• _TRY IT_: An exact copy of all the entries is needed, with no images in it.

[Interface dataset entries]
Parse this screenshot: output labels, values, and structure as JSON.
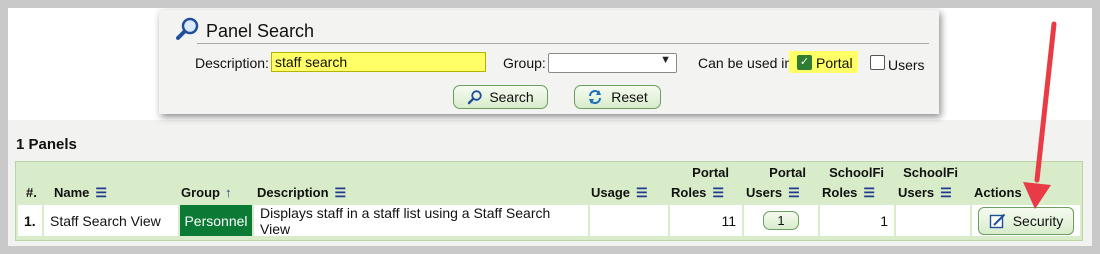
{
  "panel_search": {
    "title": "Panel Search",
    "description_label": "Description:",
    "description_value": "staff search",
    "group_label": "Group:",
    "group_value": "",
    "can_be_used_label": "Can be used in:",
    "portal_label": "Portal",
    "portal_checked": true,
    "users_label": "Users",
    "users_checked": false,
    "search_button": "Search",
    "reset_button": "Reset"
  },
  "results": {
    "count_title": "1 Panels",
    "headers": {
      "num": "#.",
      "name": "Name",
      "group": "Group",
      "description": "Description",
      "usage": "Usage",
      "portal_roles_1": "Portal",
      "portal_roles_2": "Roles",
      "portal_users_1": "Portal",
      "portal_users_2": "Users",
      "schoolfi_roles_1": "SchoolFi",
      "schoolfi_roles_2": "Roles",
      "schoolfi_users_1": "SchoolFi",
      "schoolfi_users_2": "Users",
      "actions": "Actions"
    },
    "rows": [
      {
        "num": "1.",
        "name": "Staff Search View",
        "group": "Personnel",
        "description": "Displays staff in a staff list using a Staff Search View",
        "usage": "",
        "portal_roles": "11",
        "portal_users": "1",
        "schoolfi_roles": "1",
        "schoolfi_users": "",
        "action": "Security"
      }
    ]
  },
  "colors": {
    "highlight": "#ffff66",
    "table_header_bg": "#d9ecc9",
    "group_badge": "#0b7a35",
    "button_border": "#6b9f5d",
    "annotation_arrow": "#e83b46"
  }
}
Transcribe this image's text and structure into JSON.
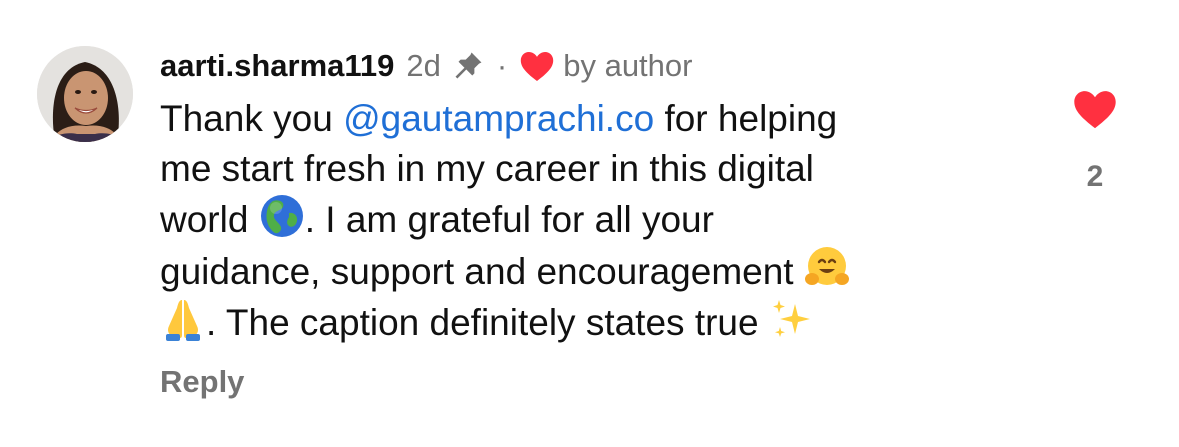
{
  "comment": {
    "username": "aarti.sharma119",
    "timestamp": "2d",
    "separator": "·",
    "liked_by_label": "by author",
    "text": {
      "line1_before": "Thank you ",
      "mention": "@gautamprachi.co",
      "line1_after": " for helping",
      "line2": "me start fresh in my career in this digital",
      "line3_before": "world ",
      "line3_after": ". I am grateful for all your",
      "line4": "guidance, support and encouragement ",
      "line5_after": ". The caption definitely states true "
    },
    "emojis": [
      "globe-americas",
      "hugging-face",
      "folded-hands",
      "sparkles"
    ],
    "reply_label": "Reply",
    "like_count": "2",
    "liked": true
  },
  "colors": {
    "like_red": "#ff3040",
    "mention_blue": "#1f6fd6",
    "secondary_text": "#737373"
  }
}
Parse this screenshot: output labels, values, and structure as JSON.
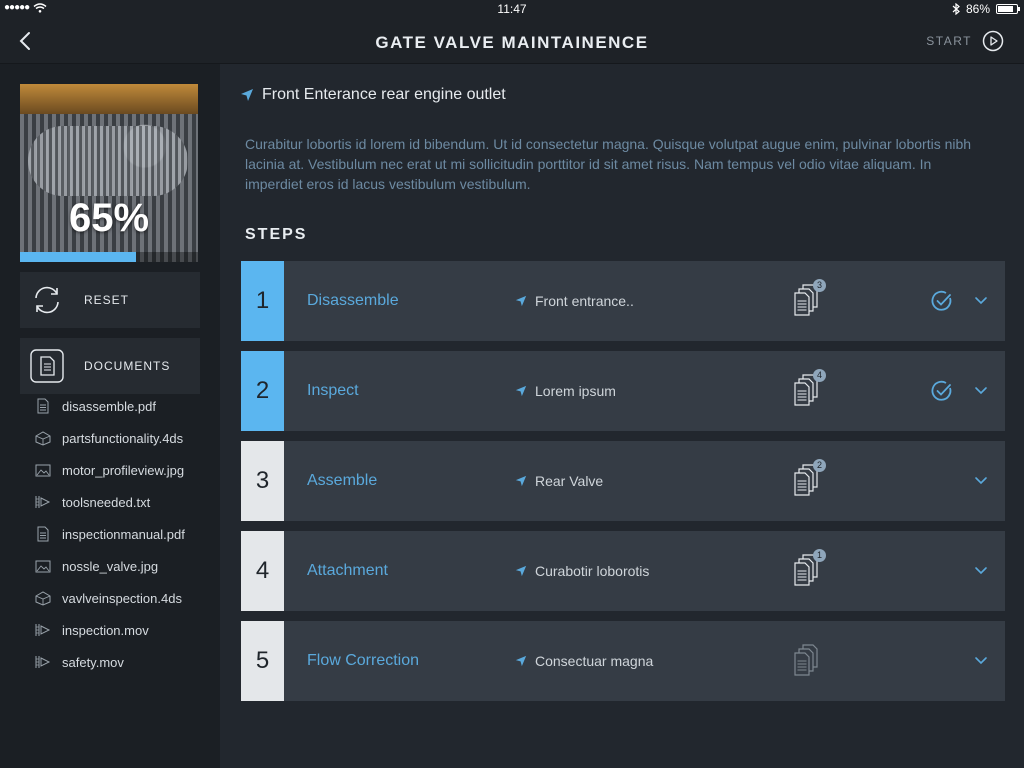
{
  "status_bar": {
    "signal": "●●●●●",
    "time": "11:47",
    "battery_text": "86%",
    "battery_level": 0.86
  },
  "nav": {
    "title": "GATE VALVE MAINTAINENCE",
    "start_label": "START",
    "back_icon": "chevron-left-icon",
    "start_icon": "play-circle-icon"
  },
  "sidebar": {
    "progress_text": "65%",
    "progress_value": 0.65,
    "reset_label": "RESET",
    "documents_label": "DOCUMENTS",
    "documents": [
      {
        "name": "disassemble.pdf",
        "icon": "document-icon"
      },
      {
        "name": "partsfunctionality.4ds",
        "icon": "model-icon"
      },
      {
        "name": "motor_profileview.jpg",
        "icon": "image-icon"
      },
      {
        "name": "toolsneeded.txt",
        "icon": "video-icon"
      },
      {
        "name": "inspectionmanual.pdf",
        "icon": "document-icon"
      },
      {
        "name": "nossle_valve.jpg",
        "icon": "image-icon"
      },
      {
        "name": "vavlveinspection.4ds",
        "icon": "model-icon"
      },
      {
        "name": "inspection.mov",
        "icon": "video-icon"
      },
      {
        "name": "safety.mov",
        "icon": "video-icon"
      }
    ]
  },
  "main": {
    "location": "Front Enterance rear engine outlet",
    "description": "Curabitur lobortis id lorem id bibendum. Ut id consectetur magna. Quisque volutpat augue enim, pulvinar lobortis nibh lacinia at. Vestibulum nec erat ut mi sollicitudin porttitor id sit amet risus. Nam tempus vel odio vitae aliquam. In imperdiet eros id lacus vestibulum vestibulum.",
    "steps_heading": "STEPS",
    "steps": [
      {
        "number": "1",
        "name": "Disassemble",
        "location": "Front entrance..",
        "doc_count": "3",
        "completed": true
      },
      {
        "number": "2",
        "name": "Inspect",
        "location": "Lorem ipsum",
        "doc_count": "4",
        "completed": true
      },
      {
        "number": "3",
        "name": "Assemble",
        "location": "Rear Valve",
        "doc_count": "2",
        "completed": false
      },
      {
        "number": "4",
        "name": "Attachment",
        "location": "Curabotir loborotis",
        "doc_count": "1",
        "completed": false
      },
      {
        "number": "5",
        "name": "Flow Correction",
        "location": "Consectuar magna",
        "doc_count": "",
        "completed": false
      }
    ]
  },
  "colors": {
    "accent": "#5bb6f0",
    "link": "#5aa9dc",
    "step_bg": "#353c45",
    "step_num_done": "#5bb6f0",
    "step_num_pending": "#e4e7ea"
  }
}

• _RESPONSE TO THE TASK_:
Parse this screenshot: output labels, values, and structure as JSON.
{
  "panel_search": {
    "title": "Panel Search",
    "description_label": "Description:",
    "description_value": "staff search",
    "group_label": "Group:",
    "group_value": "",
    "can_be_used_label": "Can be used in:",
    "portal_label": "Portal",
    "portal_checked": true,
    "users_label": "Users",
    "users_checked": false,
    "search_button": "Search",
    "reset_button": "Reset"
  },
  "results": {
    "count_title": "1 Panels",
    "headers": {
      "num": "#.",
      "name": "Name",
      "group": "Group",
      "description": "Description",
      "usage": "Usage",
      "portal_roles_1": "Portal",
      "portal_roles_2": "Roles",
      "portal_users_1": "Portal",
      "portal_users_2": "Users",
      "schoolfi_roles_1": "SchoolFi",
      "schoolfi_roles_2": "Roles",
      "schoolfi_users_1": "SchoolFi",
      "schoolfi_users_2": "Users",
      "actions": "Actions"
    },
    "rows": [
      {
        "num": "1.",
        "name": "Staff Search View",
        "group": "Personnel",
        "description": "Displays staff in a staff list using a Staff Search View",
        "usage": "",
        "portal_roles": "11",
        "portal_users": "1",
        "schoolfi_roles": "1",
        "schoolfi_users": "",
        "action": "Security"
      }
    ]
  },
  "colors": {
    "highlight": "#ffff66",
    "table_header_bg": "#d9ecc9",
    "group_badge": "#0b7a35",
    "button_border": "#6b9f5d",
    "annotation_arrow": "#e83b46"
  }
}
Transcribe this image's text and structure into JSON.
{
  "comment": {
    "username": "aarti.sharma119",
    "timestamp": "2d",
    "separator": "·",
    "liked_by_label": "by author",
    "text": {
      "line1_before": "Thank you ",
      "mention": "@gautamprachi.co",
      "line1_after": " for helping",
      "line2": "me start fresh in my career in this digital",
      "line3_before": "world ",
      "line3_after": ". I am grateful for all your",
      "line4": "guidance, support and encouragement ",
      "line5_after": ". The caption definitely states true "
    },
    "emojis": [
      "globe-americas",
      "hugging-face",
      "folded-hands",
      "sparkles"
    ],
    "reply_label": "Reply",
    "like_count": "2",
    "liked": true
  },
  "colors": {
    "like_red": "#ff3040",
    "mention_blue": "#1f6fd6",
    "secondary_text": "#737373"
  }
}
Parse this screenshot: output labels, values, and structure as JSON.
{
  "status_bar": {
    "signal": "●●●●●",
    "time": "11:47",
    "battery_text": "86%",
    "battery_level": 0.86
  },
  "nav": {
    "title": "GATE VALVE MAINTAINENCE",
    "start_label": "START",
    "back_icon": "chevron-left-icon",
    "start_icon": "play-circle-icon"
  },
  "sidebar": {
    "progress_text": "65%",
    "progress_value": 0.65,
    "reset_label": "RESET",
    "documents_label": "DOCUMENTS",
    "documents": [
      {
        "name": "disassemble.pdf",
        "icon": "document-icon"
      },
      {
        "name": "partsfunctionality.4ds",
        "icon": "model-icon"
      },
      {
        "name": "motor_profileview.jpg",
        "icon": "image-icon"
      },
      {
        "name": "toolsneeded.txt",
        "icon": "video-icon"
      },
      {
        "name": "inspectionmanual.pdf",
        "icon": "document-icon"
      },
      {
        "name": "nossle_valve.jpg",
        "icon": "image-icon"
      },
      {
        "name": "vavlveinspection.4ds",
        "icon": "model-icon"
      },
      {
        "name": "inspection.mov",
        "icon": "video-icon"
      },
      {
        "name": "safety.mov",
        "icon": "video-icon"
      }
    ]
  },
  "main": {
    "location": "Front Enterance rear engine outlet",
    "description": "Curabitur lobortis id lorem id bibendum. Ut id consectetur magna. Quisque volutpat augue enim, pulvinar lobortis nibh lacinia at. Vestibulum nec erat ut mi sollicitudin porttitor id sit amet risus. Nam tempus vel odio vitae aliquam. In imperdiet eros id lacus vestibulum vestibulum.",
    "steps_heading": "STEPS",
    "steps": [
      {
        "number": "1",
        "name": "Disassemble",
        "location": "Front entrance..",
        "doc_count": "3",
        "completed": true
      },
      {
        "number": "2",
        "name": "Inspect",
        "location": "Lorem ipsum",
        "doc_count": "4",
        "completed": true
      },
      {
        "number": "3",
        "name": "Assemble",
        "location": "Rear Valve",
        "doc_count": "2",
        "completed": false
      },
      {
        "number": "4",
        "name": "Attachment",
        "location": "Curabotir loborotis",
        "doc_count": "1",
        "completed": false
      },
      {
        "number": "5",
        "name": "Flow Correction",
        "location": "Consectuar magna",
        "doc_count": "",
        "completed": false
      }
    ]
  },
  "colors": {
    "accent": "#5bb6f0",
    "link": "#5aa9dc",
    "step_bg": "#353c45",
    "step_num_done": "#5bb6f0",
    "step_num_pending": "#e4e7ea"
  }
}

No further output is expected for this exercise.